Class Materials

bonus material

Business Checklist
Keynote Part 1
Keynote Part 2
Posing Guide: Set Map and Outfit
Posing Guide: Flow Posing
Posing Guide: Couples Posing
Posing Guide: Curves
Posing Guide: Teen Posing
Posing Guide: Family Posing
Posing Guide: Over 50 Demographic
Posing Guide: Beauty Shot
Posing Guide: Posing Men
How It Works
Styling and Wardrobe

Ratings and Reviews

a Creativelive Student

I have purchased four of Sue's courses and love them all. I have learned so much. I found the lesson on connecting with people thru their eyes has made a huge difference in my photos already. Her before and after's made me cry. I want to be able to take these kinds of photos for my family and friends. I just love what she does. She is such a great teacher. I learn much better seeing things done, so this was the perfect choice for me to learn. I love Sue's humor, her honesty, her detailed teaching and sweet and wonderful personality. Her sessions will or should not disappoint anyone. It is the best money I have ever spent on self-help teaching. Thanks a million creative live. You GOTTA LOVE SUE!
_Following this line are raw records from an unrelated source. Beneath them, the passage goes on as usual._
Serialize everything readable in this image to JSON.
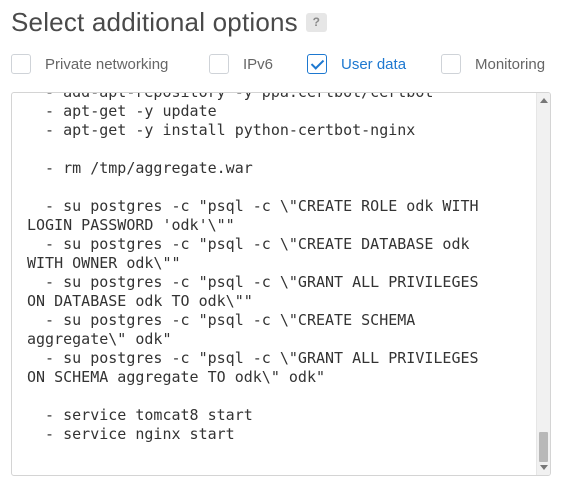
{
  "header": {
    "title": "Select additional options",
    "help_label": "?"
  },
  "options": [
    {
      "label": "Private networking",
      "checked": false
    },
    {
      "label": "IPv6",
      "checked": false
    },
    {
      "label": "User data",
      "checked": true
    },
    {
      "label": "Monitoring",
      "checked": false
    }
  ],
  "user_data": {
    "text": "  - add-apt-repository -y ppa:certbot/certbot\n  - apt-get -y update\n  - apt-get -y install python-certbot-nginx\n\n  - rm /tmp/aggregate.war\n\n  - su postgres -c \"psql -c \\\"CREATE ROLE odk WITH\nLOGIN PASSWORD 'odk'\\\"\"\n  - su postgres -c \"psql -c \\\"CREATE DATABASE odk\nWITH OWNER odk\\\"\"\n  - su postgres -c \"psql -c \\\"GRANT ALL PRIVILEGES\nON DATABASE odk TO odk\\\"\"\n  - su postgres -c \"psql -c \\\"CREATE SCHEMA\naggregate\\\" odk\"\n  - su postgres -c \"psql -c \\\"GRANT ALL PRIVILEGES\nON SCHEMA aggregate TO odk\\\" odk\"\n\n  - service tomcat8 start\n  - service nginx start"
  },
  "colors": {
    "accent": "#1d78d0",
    "checkbox_border": "#cfd3d8"
  },
  "icons": {
    "help": "question-mark-icon",
    "check": "checkmark-icon"
  }
}
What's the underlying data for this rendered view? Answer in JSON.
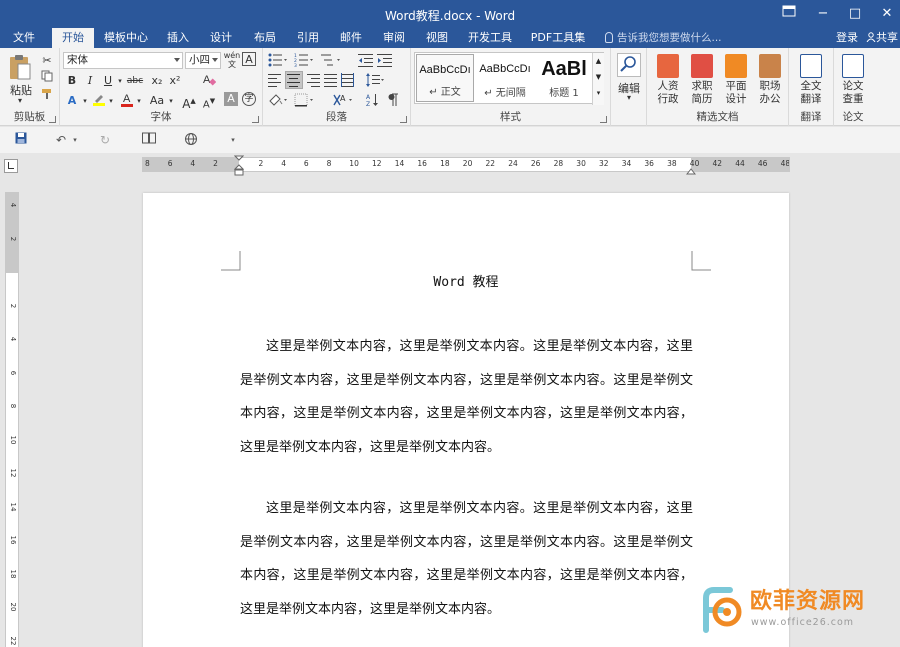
{
  "window": {
    "title": "Word教程.docx - Word",
    "restore_icon": "ribbon-display-icon",
    "minimize": "−",
    "maximize": "□",
    "close": "✕"
  },
  "tabs": [
    "文件",
    "开始",
    "模板中心",
    "插入",
    "设计",
    "布局",
    "引用",
    "邮件",
    "审阅",
    "视图",
    "开发工具",
    "PDF工具集"
  ],
  "active_tab": "开始",
  "tell_me": "告诉我您想要做什么...",
  "account": {
    "login": "登录",
    "share": "共享"
  },
  "ribbon": {
    "clipboard": {
      "paste": "粘贴",
      "label": "剪贴板"
    },
    "font": {
      "font_name": "宋体",
      "font_size": "小四",
      "wen": "wén",
      "wen_char": "文",
      "a_box": "A",
      "bold": "B",
      "italic": "I",
      "underline": "U",
      "strike": "abc",
      "subscript": "x₂",
      "superscript": "x²",
      "grow": "A",
      "shrink": "A",
      "case": "Aa",
      "clear": "A",
      "char_shade": "A",
      "char_border": "字",
      "font_color_hex": "#d9251d",
      "highlight_hex": "#ffff00",
      "label": "字体"
    },
    "paragraph": {
      "label": "段落"
    },
    "styles": {
      "items": [
        {
          "preview": "AaBbCcDı",
          "name": "↵ 正文"
        },
        {
          "preview": "AaBbCcDı",
          "name": "↵ 无间隔"
        },
        {
          "preview": "AaBl",
          "name": "标题 1"
        }
      ],
      "label": "样式"
    },
    "editing": {
      "label": "编辑"
    },
    "featured": {
      "items": [
        {
          "l1": "人资",
          "l2": "行政"
        },
        {
          "l1": "求职",
          "l2": "简历"
        },
        {
          "l1": "平面",
          "l2": "设计"
        },
        {
          "l1": "职场",
          "l2": "办公"
        }
      ],
      "label": "精选文档"
    },
    "translate": {
      "l1": "全文",
      "l2": "翻译",
      "label": "翻译"
    },
    "paper": {
      "l1": "论文",
      "l2": "查重",
      "label": "论文"
    }
  },
  "ruler": {
    "ticks": [
      "8",
      "6",
      "4",
      "2",
      "",
      "2",
      "4",
      "6",
      "8",
      "10",
      "12",
      "14",
      "16",
      "18",
      "20",
      "22",
      "24",
      "26",
      "28",
      "30",
      "32",
      "34",
      "36",
      "38",
      "40",
      "42",
      "44",
      "46",
      "48"
    ],
    "vticks": [
      "4",
      "2",
      "",
      "2",
      "4",
      "6",
      "8",
      "10",
      "12",
      "14",
      "16",
      "18",
      "20",
      "22"
    ]
  },
  "document": {
    "title": "Word 教程",
    "paragraphs": [
      "这里是举例文本内容，这里是举例文本内容。这里是举例文本内容，这里是举例文本内容，这里是举例文本内容，这里是举例文本内容。这里是举例文本内容，这里是举例文本内容，这里是举例文本内容，这里是举例文本内容，这里是举例文本内容，这里是举例文本内容。",
      "这里是举例文本内容，这里是举例文本内容。这里是举例文本内容，这里是举例文本内容，这里是举例文本内容，这里是举例文本内容。这里是举例文本内容，这里是举例文本内容，这里是举例文本内容，这里是举例文本内容，这里是举例文本内容，这里是举例文本内容。"
    ]
  },
  "watermark": {
    "name": "欧菲资源网",
    "url": "www.office26.com"
  }
}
Pure gold. Sue Bryce is likable, talented, funny, and an amazing teacher. She calls you on your BS (your excuses for why you aren't succeeding), gives you business, posing, marketing, pricing and LIFE advice. The class is 58 hours long - and you spend the majority of it looking right over her shoulder, through her lens and watch her walk through many, many photoshoots. She verbally and clearly repeats several critical formulas for success so it's imprinted in your mind. Her advice is crystal clear and your photography will dramatically improve after this class. Before Creative Live, you'd NEVER have had the opportunity to shadow a photographer of her quality... hands down the best photography class I've ever taken.


I have just began this course and I am excited to see how following her model will help me to improve and get my business started. I have been through the first two days and there is lots of information to absorb and things to get in order before I begin the actual challenges. I am thankful that there are photographers out there who are will to reveal there secrets ad are truly invested in others improving themselves in all aspects of their life and not just their photography skills. Thanks Sue Bryce for your passion for empowering woman and your knowledge of creating and sustaining a business by being true to who you and commitment to the improvement of others! I am excited to grow myself and my business, I am confident this will be worth every penny! Were the templates for the email PDF included in this course

Student Work